The head of Transas, Frank Coles, provides a curtain raiser today to next week’s Maritime CEO Forum in Singapore where he will be speaking in the future of shipping session.
Let’s go back to basics. Shipping is the transportation of goods, cargo and parcels from producer to consumer. Maritime forms only one link of the shipping chain – albeit an essential link for the long distance and intercontinental movement of large volumes of goods or cargo.
What happens next in the maritime sector will be determined by more than an aspirational digital vision. It will also be profoundly affected by changes in the political and economic climate. Together, these will create various, difficult to predict feedback loops in the shipping and maritime ecosystem.
The maritime industry is not unique; it is just late, old and behind the times. That makes it especially vulnerable to disruption from the likes of young digital start-ups. Even if it evades that onslaught, it will still be exposed to pressures and demands for digital transformation from elsewhere in the shipping supply chain.
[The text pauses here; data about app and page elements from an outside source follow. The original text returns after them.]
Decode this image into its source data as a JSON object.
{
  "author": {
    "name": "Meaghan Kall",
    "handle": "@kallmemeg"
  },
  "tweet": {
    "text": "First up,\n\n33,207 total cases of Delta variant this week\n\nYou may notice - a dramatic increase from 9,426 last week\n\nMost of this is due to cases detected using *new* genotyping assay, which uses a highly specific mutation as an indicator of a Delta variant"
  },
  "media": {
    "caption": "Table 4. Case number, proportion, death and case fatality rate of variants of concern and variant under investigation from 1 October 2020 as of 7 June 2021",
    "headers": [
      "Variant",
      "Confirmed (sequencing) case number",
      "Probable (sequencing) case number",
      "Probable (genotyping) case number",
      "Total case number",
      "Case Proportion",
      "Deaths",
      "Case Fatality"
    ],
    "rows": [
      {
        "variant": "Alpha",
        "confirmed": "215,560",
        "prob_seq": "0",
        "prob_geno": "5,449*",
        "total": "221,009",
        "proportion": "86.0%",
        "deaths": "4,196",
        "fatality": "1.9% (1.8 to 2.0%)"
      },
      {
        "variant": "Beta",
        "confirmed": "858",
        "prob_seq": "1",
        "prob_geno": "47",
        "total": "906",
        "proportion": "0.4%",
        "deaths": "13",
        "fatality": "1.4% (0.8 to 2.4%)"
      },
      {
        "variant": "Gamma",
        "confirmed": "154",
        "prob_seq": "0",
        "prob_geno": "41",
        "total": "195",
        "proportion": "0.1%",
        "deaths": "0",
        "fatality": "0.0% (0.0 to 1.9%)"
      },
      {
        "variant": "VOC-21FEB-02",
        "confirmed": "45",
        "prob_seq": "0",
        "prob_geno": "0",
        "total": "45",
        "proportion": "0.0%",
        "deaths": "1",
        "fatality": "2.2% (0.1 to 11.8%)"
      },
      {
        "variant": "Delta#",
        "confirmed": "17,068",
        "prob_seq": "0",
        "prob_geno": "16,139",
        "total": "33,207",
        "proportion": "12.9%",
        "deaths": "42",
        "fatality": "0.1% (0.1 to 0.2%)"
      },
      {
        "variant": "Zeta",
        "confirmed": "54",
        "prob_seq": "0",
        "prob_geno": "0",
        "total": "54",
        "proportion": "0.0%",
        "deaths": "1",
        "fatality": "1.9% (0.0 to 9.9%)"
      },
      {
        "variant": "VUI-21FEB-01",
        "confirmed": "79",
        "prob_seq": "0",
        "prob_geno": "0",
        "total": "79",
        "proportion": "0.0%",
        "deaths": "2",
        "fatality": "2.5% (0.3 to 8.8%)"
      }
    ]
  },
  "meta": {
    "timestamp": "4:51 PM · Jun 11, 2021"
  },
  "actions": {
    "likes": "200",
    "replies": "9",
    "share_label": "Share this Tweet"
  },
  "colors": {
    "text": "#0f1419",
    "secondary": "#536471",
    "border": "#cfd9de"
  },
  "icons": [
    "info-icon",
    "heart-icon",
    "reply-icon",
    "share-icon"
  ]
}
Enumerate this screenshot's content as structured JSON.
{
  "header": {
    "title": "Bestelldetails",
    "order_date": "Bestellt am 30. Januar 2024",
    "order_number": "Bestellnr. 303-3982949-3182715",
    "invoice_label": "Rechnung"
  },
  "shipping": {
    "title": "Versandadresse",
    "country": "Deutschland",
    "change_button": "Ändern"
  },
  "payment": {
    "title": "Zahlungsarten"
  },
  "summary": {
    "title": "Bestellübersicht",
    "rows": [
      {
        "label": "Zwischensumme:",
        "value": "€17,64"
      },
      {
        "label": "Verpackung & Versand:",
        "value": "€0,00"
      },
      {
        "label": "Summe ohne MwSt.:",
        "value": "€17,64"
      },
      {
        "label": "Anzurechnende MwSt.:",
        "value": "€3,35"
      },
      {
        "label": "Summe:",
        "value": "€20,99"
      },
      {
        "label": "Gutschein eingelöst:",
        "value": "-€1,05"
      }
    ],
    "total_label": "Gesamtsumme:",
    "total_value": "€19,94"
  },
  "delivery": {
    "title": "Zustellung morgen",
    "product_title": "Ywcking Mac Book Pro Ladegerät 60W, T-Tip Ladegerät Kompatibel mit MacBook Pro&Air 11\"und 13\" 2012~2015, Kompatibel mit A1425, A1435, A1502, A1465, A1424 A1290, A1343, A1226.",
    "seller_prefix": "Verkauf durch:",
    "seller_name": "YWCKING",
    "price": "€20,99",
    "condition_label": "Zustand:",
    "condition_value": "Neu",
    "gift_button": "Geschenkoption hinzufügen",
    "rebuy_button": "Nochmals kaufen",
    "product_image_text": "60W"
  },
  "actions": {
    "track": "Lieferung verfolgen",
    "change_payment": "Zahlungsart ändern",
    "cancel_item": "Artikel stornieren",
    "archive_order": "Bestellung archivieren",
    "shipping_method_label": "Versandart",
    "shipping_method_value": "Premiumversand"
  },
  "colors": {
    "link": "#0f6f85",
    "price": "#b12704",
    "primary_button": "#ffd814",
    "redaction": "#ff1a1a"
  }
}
This transformation is already underway and creeping ever closer to maritime. When it arrives, the impact will be substantial and likely turn traditional business models and ways of operating upside down. It is inevitable that eventually Amazon will lease ships in the same way it does planes. If FedEx couldn’t satisfy the demands of Amazon, how is it today’s shipowners think they can do any better. The idea of owning and operating assets will be severely challenged.
The global economy is changing and with it the flow of goods around the world. The signs are that growth in regional trade is picking up at the expense of the international commerce patterns that have dominated for the last thirty or so years. Naturally this will drive changes in preferred modes of transport, as logistic operators adjust their use of rail, road, air and ships to optimize the route goods take from producer to consumer. It is not hard to picture maritime transport losing out. This will add to pre-existing pressures for improved efficiency and for responding to a more digital world.
At the simplest level, shipping is the delivery of cargo to the right place at the right time as cost effectively as possible. It does not make sense to have numerous intermediaries – brokers, agents, freight forwarders – bringing unnecessary complexity to this process. Other sectors have made or are making the adjustment and maritime will have to do the same.
Innovation from within the maritime industry won’t be enough unless it dares to tackle the things that disruptors would fix or eradicate. Even then, it might be insufficient to address the fundamentals of the current model.
What we see today are maritime stakeholders scrambling for a place in the world of tomorrow. A world driven by commoditisation, where scale matters and where many stakeholders will find themselves redundant. There are too many players chasing too little value in maritime operations. This endangers ship owners, vessel operators, equipment vendors, insurers, yards, ports to varying levels.
It is the business model, not technological change, which will decide the future shape of vessels and operations. Unmanned ships won’t happen unless the economics make sense. If increased automation and further reductions in crew makes better sense, then that will happen and probably more quickly. Or maybe having ships designed for specific routes managed from ashore in large operations centers will work best.
Ultimately what we have to ask is what shippers want from the maritime sector and how maritime companies can step up, find the efficiencies and compete with other modes. And if they can’t do it, then who will?